## Directions
Scan the data below and state how many of its lines contain the word "kind", giving only the figure.

## Stored data
- - - -

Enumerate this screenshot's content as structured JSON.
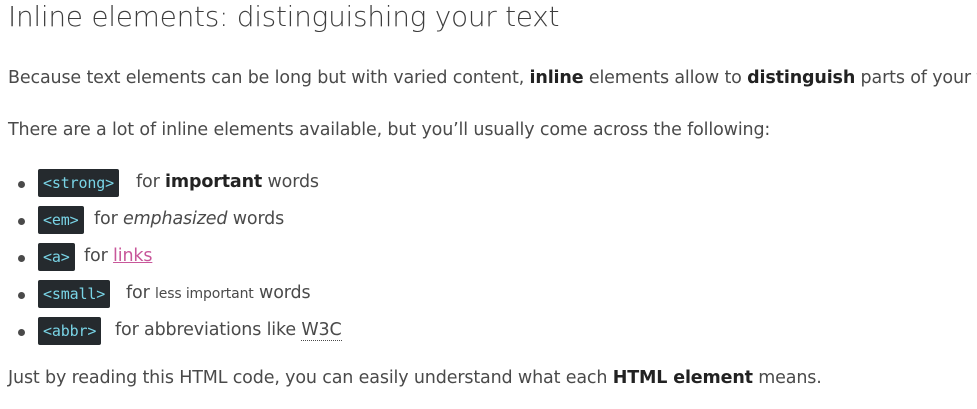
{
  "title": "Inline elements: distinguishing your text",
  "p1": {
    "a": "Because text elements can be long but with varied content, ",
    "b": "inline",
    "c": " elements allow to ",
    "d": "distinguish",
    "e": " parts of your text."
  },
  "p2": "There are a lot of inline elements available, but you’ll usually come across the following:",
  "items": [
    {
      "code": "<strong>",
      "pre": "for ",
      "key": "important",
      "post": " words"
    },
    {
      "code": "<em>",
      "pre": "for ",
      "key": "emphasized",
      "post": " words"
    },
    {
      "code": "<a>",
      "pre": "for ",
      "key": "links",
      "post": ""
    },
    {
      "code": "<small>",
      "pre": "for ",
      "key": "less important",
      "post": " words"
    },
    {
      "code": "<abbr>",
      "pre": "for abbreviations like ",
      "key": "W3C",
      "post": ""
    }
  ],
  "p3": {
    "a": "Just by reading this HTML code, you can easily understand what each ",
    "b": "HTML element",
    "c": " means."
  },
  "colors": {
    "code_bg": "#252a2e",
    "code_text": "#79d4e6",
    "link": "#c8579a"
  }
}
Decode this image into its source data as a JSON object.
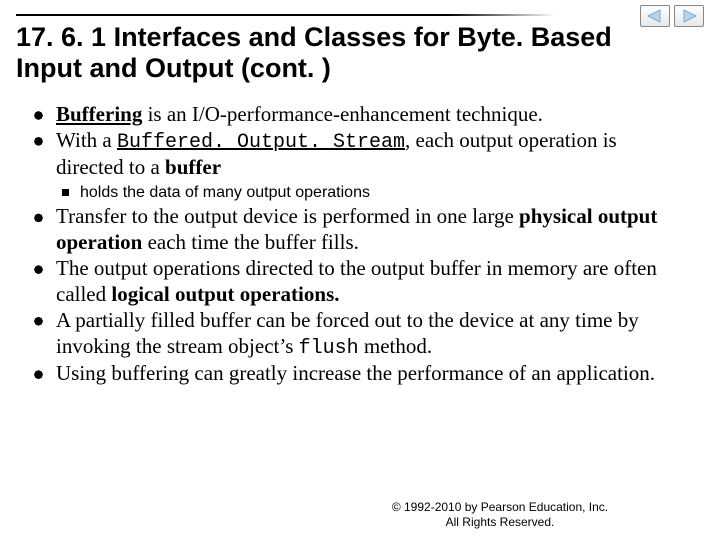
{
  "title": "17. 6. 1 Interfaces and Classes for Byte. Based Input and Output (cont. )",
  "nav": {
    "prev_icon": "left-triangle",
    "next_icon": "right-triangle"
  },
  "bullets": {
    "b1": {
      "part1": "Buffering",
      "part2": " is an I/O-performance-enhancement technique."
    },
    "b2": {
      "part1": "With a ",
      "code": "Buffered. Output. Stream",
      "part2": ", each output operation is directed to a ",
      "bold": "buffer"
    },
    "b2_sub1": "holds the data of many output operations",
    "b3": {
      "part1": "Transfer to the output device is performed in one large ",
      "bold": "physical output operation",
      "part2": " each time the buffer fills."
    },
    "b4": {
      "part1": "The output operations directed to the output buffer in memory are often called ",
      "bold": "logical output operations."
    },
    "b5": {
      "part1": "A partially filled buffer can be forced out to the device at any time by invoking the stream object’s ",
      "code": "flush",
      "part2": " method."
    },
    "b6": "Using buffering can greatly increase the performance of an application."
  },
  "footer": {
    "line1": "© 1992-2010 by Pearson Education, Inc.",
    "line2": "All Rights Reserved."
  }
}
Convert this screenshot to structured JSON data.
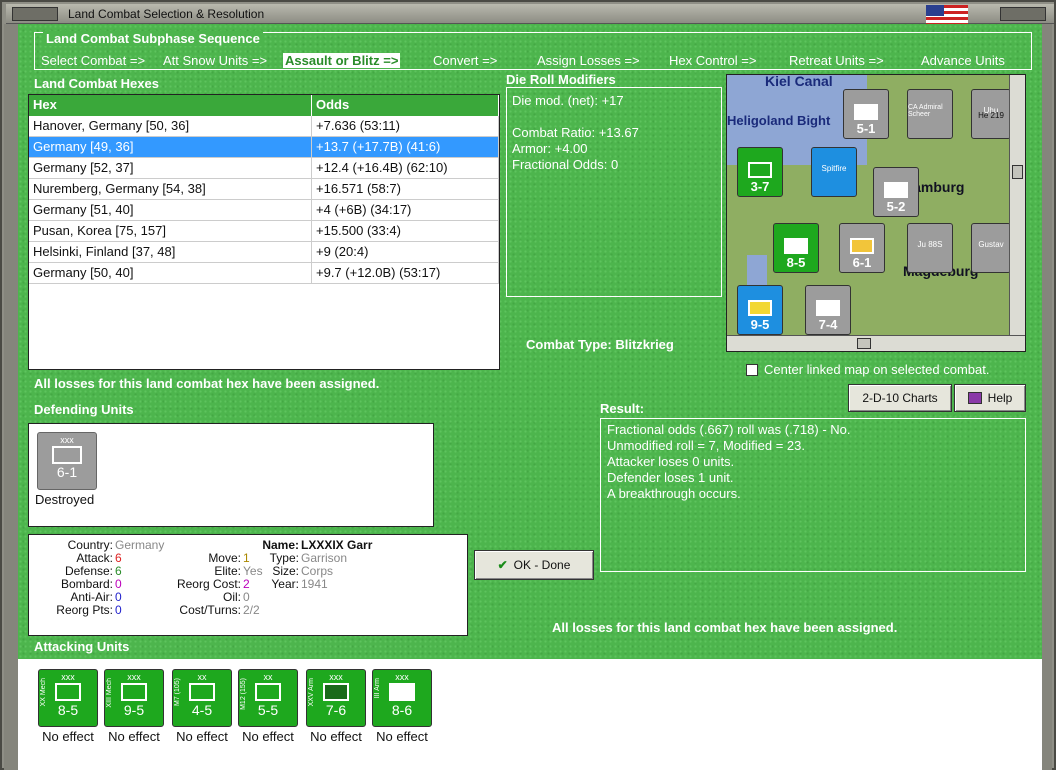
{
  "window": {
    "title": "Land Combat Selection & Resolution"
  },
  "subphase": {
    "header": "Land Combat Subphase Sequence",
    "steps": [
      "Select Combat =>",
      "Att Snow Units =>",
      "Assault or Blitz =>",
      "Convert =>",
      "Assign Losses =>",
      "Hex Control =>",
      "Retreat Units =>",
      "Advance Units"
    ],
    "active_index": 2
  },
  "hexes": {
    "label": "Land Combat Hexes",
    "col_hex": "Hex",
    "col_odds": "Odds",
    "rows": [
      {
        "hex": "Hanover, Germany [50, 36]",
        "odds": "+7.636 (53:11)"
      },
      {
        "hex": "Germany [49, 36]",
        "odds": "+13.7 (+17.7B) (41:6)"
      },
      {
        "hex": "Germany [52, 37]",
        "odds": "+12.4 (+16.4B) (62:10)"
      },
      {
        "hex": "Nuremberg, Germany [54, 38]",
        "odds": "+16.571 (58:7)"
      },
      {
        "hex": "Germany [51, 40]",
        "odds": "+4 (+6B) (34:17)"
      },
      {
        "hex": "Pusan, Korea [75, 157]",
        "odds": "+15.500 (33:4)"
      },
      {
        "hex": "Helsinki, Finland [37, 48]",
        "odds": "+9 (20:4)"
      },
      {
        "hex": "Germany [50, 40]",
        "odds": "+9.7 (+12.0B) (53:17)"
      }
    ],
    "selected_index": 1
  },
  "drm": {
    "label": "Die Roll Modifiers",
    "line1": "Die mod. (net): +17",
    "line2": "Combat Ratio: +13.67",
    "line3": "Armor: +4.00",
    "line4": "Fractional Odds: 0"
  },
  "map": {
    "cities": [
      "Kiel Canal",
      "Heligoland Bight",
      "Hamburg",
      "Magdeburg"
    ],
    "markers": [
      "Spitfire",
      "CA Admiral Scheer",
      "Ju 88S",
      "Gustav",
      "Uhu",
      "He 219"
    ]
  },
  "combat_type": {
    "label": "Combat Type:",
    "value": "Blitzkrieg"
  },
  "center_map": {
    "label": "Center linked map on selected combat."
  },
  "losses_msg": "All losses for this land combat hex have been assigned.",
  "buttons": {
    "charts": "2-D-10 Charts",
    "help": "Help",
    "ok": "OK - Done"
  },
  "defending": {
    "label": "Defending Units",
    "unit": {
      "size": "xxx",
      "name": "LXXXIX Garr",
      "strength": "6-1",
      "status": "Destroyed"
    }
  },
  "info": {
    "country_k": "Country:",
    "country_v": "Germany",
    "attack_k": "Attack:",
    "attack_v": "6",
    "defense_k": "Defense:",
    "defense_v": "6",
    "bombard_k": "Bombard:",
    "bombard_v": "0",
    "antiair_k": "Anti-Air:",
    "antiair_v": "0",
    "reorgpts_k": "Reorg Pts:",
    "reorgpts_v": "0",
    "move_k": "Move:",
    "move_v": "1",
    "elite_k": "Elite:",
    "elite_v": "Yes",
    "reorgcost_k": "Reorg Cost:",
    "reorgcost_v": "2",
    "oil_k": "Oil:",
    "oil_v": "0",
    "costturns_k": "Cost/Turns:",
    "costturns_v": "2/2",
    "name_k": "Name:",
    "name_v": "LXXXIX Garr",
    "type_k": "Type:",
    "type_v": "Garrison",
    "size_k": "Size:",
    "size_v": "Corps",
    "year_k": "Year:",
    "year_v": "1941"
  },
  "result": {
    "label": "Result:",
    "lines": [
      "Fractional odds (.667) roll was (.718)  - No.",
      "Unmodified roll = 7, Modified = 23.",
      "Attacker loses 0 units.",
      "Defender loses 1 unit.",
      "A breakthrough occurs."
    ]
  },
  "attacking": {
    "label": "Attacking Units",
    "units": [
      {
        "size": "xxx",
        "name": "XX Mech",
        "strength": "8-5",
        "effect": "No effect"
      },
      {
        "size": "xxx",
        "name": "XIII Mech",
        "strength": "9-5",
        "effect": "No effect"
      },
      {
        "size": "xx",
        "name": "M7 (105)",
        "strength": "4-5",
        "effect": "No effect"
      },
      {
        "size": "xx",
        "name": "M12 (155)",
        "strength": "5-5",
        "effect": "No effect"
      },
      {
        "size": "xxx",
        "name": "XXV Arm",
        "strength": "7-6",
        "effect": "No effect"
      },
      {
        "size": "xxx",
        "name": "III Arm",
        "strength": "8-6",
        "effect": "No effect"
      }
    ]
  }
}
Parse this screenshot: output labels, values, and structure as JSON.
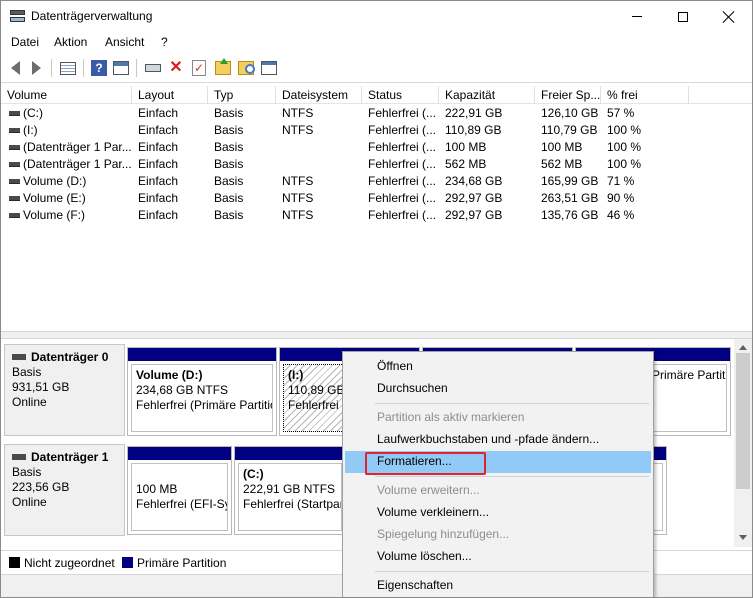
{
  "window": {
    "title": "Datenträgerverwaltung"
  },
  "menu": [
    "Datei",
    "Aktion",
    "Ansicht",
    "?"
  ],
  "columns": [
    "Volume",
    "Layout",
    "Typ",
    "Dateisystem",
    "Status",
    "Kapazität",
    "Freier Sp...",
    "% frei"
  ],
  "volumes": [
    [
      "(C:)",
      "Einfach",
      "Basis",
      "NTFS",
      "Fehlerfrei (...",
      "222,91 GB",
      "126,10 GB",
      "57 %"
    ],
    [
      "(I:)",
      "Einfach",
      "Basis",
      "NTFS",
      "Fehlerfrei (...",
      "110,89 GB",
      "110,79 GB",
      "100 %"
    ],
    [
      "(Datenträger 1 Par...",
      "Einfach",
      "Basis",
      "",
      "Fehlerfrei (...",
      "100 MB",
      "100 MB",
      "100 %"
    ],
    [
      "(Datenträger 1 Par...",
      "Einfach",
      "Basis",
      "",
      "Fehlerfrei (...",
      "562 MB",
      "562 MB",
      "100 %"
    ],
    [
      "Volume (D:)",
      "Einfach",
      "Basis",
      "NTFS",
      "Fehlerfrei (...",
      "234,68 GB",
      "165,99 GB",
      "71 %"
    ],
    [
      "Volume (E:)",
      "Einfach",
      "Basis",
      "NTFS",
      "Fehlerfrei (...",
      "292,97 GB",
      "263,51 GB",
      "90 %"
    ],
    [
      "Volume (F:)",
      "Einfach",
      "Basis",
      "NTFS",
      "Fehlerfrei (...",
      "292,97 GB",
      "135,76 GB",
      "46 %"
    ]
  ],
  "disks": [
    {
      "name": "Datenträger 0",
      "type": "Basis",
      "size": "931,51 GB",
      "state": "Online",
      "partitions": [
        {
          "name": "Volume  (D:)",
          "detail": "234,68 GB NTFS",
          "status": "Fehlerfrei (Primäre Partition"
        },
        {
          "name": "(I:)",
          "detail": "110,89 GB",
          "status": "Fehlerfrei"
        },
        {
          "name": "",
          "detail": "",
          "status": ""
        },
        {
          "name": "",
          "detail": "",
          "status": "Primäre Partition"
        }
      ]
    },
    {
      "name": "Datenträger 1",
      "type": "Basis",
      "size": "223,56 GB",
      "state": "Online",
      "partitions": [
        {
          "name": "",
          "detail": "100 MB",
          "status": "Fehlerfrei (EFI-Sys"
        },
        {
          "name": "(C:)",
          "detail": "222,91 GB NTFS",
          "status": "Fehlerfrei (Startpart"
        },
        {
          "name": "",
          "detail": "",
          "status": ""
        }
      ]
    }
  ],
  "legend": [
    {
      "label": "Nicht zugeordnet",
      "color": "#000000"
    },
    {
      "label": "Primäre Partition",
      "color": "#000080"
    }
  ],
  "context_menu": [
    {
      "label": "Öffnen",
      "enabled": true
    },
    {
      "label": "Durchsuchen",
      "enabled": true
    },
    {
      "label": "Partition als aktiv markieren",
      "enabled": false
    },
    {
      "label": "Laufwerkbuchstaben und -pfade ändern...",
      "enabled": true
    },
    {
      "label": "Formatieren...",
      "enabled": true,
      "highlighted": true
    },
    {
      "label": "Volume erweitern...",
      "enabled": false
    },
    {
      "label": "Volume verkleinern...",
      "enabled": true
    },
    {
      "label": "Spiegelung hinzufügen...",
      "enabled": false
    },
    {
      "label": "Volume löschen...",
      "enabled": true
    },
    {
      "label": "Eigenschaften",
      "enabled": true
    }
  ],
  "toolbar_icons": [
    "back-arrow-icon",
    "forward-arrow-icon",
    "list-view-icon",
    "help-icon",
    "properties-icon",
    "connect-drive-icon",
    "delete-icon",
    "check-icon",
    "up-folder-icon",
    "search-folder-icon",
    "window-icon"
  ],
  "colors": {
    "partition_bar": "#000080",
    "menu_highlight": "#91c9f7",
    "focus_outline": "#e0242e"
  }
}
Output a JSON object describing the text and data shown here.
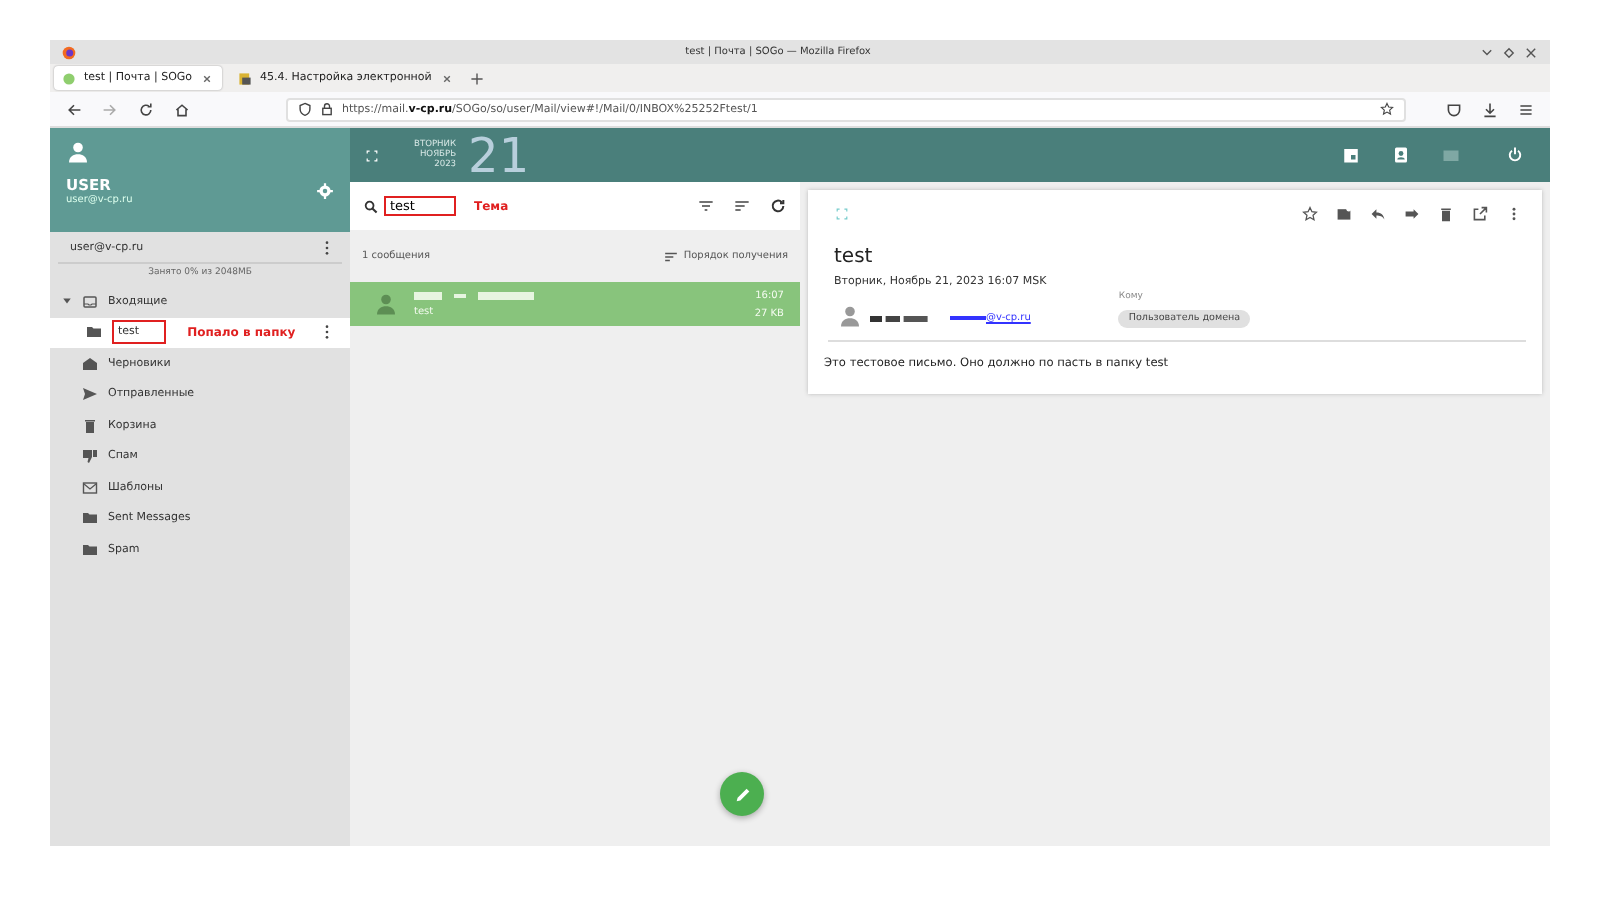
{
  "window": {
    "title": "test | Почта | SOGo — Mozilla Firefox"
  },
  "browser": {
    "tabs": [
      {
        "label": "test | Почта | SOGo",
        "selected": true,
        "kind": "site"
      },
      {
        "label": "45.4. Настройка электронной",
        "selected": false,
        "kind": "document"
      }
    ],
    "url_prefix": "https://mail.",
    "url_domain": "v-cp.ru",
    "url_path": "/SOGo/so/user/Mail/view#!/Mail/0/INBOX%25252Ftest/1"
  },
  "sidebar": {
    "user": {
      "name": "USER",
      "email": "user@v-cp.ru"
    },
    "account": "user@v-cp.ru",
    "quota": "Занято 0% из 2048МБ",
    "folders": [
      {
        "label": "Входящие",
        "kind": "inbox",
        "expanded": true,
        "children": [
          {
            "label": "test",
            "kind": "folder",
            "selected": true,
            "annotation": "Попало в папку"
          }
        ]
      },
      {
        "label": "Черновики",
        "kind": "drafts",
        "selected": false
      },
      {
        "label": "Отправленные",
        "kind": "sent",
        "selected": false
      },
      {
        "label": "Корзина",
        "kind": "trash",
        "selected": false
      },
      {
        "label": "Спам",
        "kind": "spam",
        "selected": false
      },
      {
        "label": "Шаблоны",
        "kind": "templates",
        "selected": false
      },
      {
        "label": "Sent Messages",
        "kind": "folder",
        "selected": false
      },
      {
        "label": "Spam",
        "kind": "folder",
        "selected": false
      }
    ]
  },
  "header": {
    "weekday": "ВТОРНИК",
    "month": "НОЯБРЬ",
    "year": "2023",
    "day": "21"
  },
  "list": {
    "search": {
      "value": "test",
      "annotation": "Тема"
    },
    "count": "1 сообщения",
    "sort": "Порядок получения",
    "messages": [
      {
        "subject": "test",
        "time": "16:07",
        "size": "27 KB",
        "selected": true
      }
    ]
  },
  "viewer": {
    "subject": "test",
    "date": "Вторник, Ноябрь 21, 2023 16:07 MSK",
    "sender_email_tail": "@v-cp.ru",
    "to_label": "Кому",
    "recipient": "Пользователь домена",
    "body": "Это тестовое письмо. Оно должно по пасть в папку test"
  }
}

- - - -

## Solution
11